Welcome to Essential Releases, our weekly roundup of the albums that we can’t stop playing, and that we think you need to hear.
Compact Disc (CD), Vinyl LP
Blood Command are a band from Bergen, Norway who specialize in “deathpop,” a sticky-sweet combination of skate punk, hardcore, and power pop. Their first record with new vocalist Nikki Brumen, formerly of the Australian punk band Pagan (she replaces longtime singer Silje Tombre, who departed partway through the pandemic to focus on motherhood), Praise Armageddonism is a catchy, cathartic encapsulation of what millions of us are feeling right now: despair, rage, confusion, weariness, but also a steeled resolve to fight back, because no one else is going to do it for us. Across the record, the group explores injustices ranging from toxic relationships to religious violence (several songs were inspired by the Heaven’s Gate cult), sharpening their melodic hooks to pierce the heart of evil. On one hand, this catchiness and confidence provides a mode of escape from the horrors of the here and now; on the other, it’s hard to read the lyrics sheet and not feel inspired to galvanize their fighting words into action. I’ll just leave you with these lyrics from “A Questionable Taste In Friends,” a stark reminder of everything that’s at stake: I know, I know / Why do you hate my guts so / You think you lead your own way but all you do is follow /You’re convinced you don’t condemn /Baby you are just like them /You’d die to shut me up.”
Creation Never Sleeps
In dehumanizing times, turn to music that exemplifies the very best of humanity: our capacity for empathy for the struggles of others which are our own struggles, too; our need for connection to the natural world and all the people within it; and our ability to fearlessly document the darkest of days with songs that ring universal and true down the decades and then, if we’re very lucky, the centuries.
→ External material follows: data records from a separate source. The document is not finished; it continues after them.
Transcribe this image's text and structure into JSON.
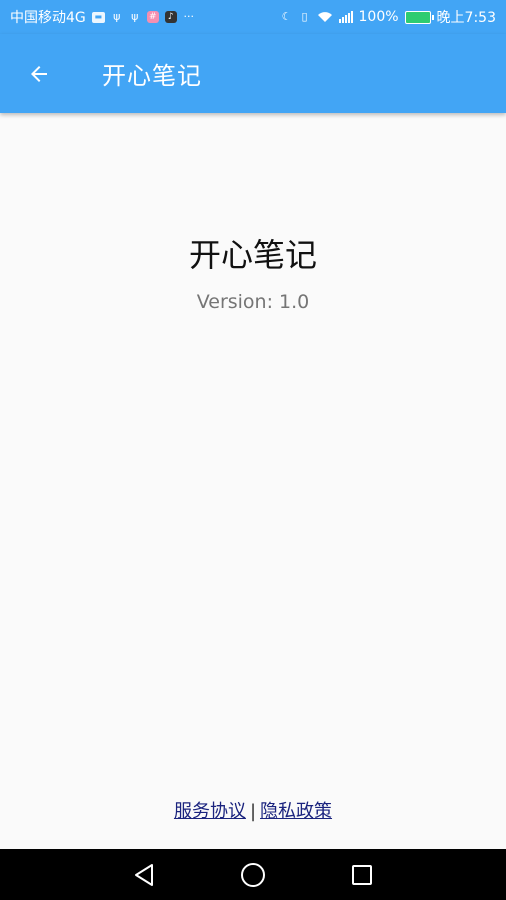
{
  "status_bar": {
    "carrier": "中国移动4G",
    "battery": "100%",
    "time": "晚上7:53",
    "icons": [
      "briefcase-icon",
      "usb-icon",
      "usb-icon",
      "app-badge-icon",
      "tiktok-icon",
      "more-icon",
      "moon-icon",
      "vibrate-icon",
      "wifi-icon",
      "signal-icon",
      "battery-icon"
    ]
  },
  "app_bar": {
    "title": "开心笔记",
    "back_icon": "arrow-left-icon"
  },
  "about": {
    "app_name": "开心笔记",
    "version": "Version: 1.0"
  },
  "footer": {
    "service_link": "服务协议",
    "separator": "|",
    "privacy_link": "隐私政策"
  },
  "nav_bar": {
    "icons": [
      "back-triangle-icon",
      "home-circle-icon",
      "recents-square-icon"
    ]
  },
  "colors": {
    "primary": "#42a5f5",
    "background": "#fafafa",
    "link": "#1a237e"
  }
}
Creation Never Sleeps, Creation Never dies—promise, directive, and wisdom from one of the greatest.
Heavens To Betsy
Not simply a critical piece of riot grrrl history, but a stunning and truly frightening piece of standalone punk rock ripped straight from the soul-crushing void that is the world of the teenage girl, on “Monsters” a very young Corin Tucker along with Tracy Sawyer stomp and scream their way through a song both as simple as a nursery rhyme and twice as terrifying; delineating lyrically all the ways women’s fear are minimized and diminished as if they were as illusory as a monster under the bed. But these monsters are real and the song doesn’t let up until the moral of the story kicks you in the teeth right: “Someday you just might fight the monster/ Someday you just might become one.” Which one are you?
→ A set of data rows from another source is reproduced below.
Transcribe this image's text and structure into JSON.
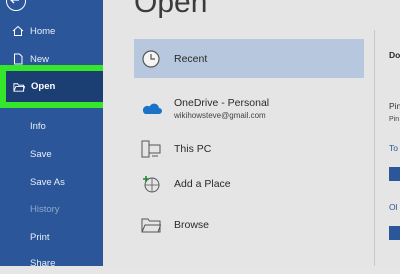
{
  "sidebar": {
    "items": [
      {
        "label": "Home",
        "icon": "home-icon"
      },
      {
        "label": "New",
        "icon": "new-document-icon"
      },
      {
        "label": "Open",
        "icon": "open-folder-icon"
      },
      {
        "label": "Info"
      },
      {
        "label": "Save"
      },
      {
        "label": "Save As"
      },
      {
        "label": "History"
      },
      {
        "label": "Print"
      },
      {
        "label": "Share"
      }
    ]
  },
  "main": {
    "title": "Open",
    "locations": [
      {
        "label": "Recent",
        "icon": "clock-icon"
      },
      {
        "label": "OneDrive - Personal",
        "sublabel": "wikihowsteve@gmail.com",
        "icon": "onedrive-cloud-icon"
      },
      {
        "label": "This PC",
        "icon": "computer-icon"
      },
      {
        "label": "Add a Place",
        "icon": "add-place-globe-icon"
      },
      {
        "label": "Browse",
        "icon": "browse-folder-icon"
      }
    ],
    "right_partial": {
      "tab": "Do",
      "pinned": "Pin",
      "pinned_sub": "Pin",
      "today": "To",
      "older": "Ol"
    }
  },
  "colors": {
    "sidebar_bg": "#2b579a",
    "selected_nav_bg": "#1c3f73",
    "highlight_outline": "#35e62a",
    "selected_location_bg": "#b7c7dd",
    "accent_text": "#2b579a"
  }
}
Originally a Record Store Day exclusive, La Luz’s The Instrumentals hits Bandcamp in digital form, giving listeners the opportunity to hear the band’s 2021 self-titled release in full sans vocals. While the band’s cosmic harmonies have always been a huge part of their appeal, La Luz is also just a fucking great rock band, a point most potently made on The Instrumentals. Though it’s an elevated experience if you’re familiar with La Luz, this release stands on its own as a whirling tesseract of psychedelic pop aided by excellent production from Adrian Younge (smartly described by Martin Douglas as “Ennio Morricone by way of the RZA”), each song designing its own architecture of elements with no stone left unturned, no star left unnamed.
Closure / Someone Who Knows
This dual debut EP release from the London native feels like a warm hug. Largely written during lockdown, Mychelle’s latest release combine her 2021 debut EP Closure and her most recent EP Someone Who Knows. Opener “The Way” is slow and smooth with delicate guitar strings that carry it through the end. The project continues the smooth pace with “Pressure,” a heartfelt track where Mychelle sings: “Whether you’re with it or you’re falling behind/Don’t waste time wondering/What you would do if you get it right.” The album’s penultimate track is the spacious “Lose” where Mychelle sings about the prospect of lost love. This dual EP seamlessly brings together Mychelle’s work and serves as a good introduction to her work.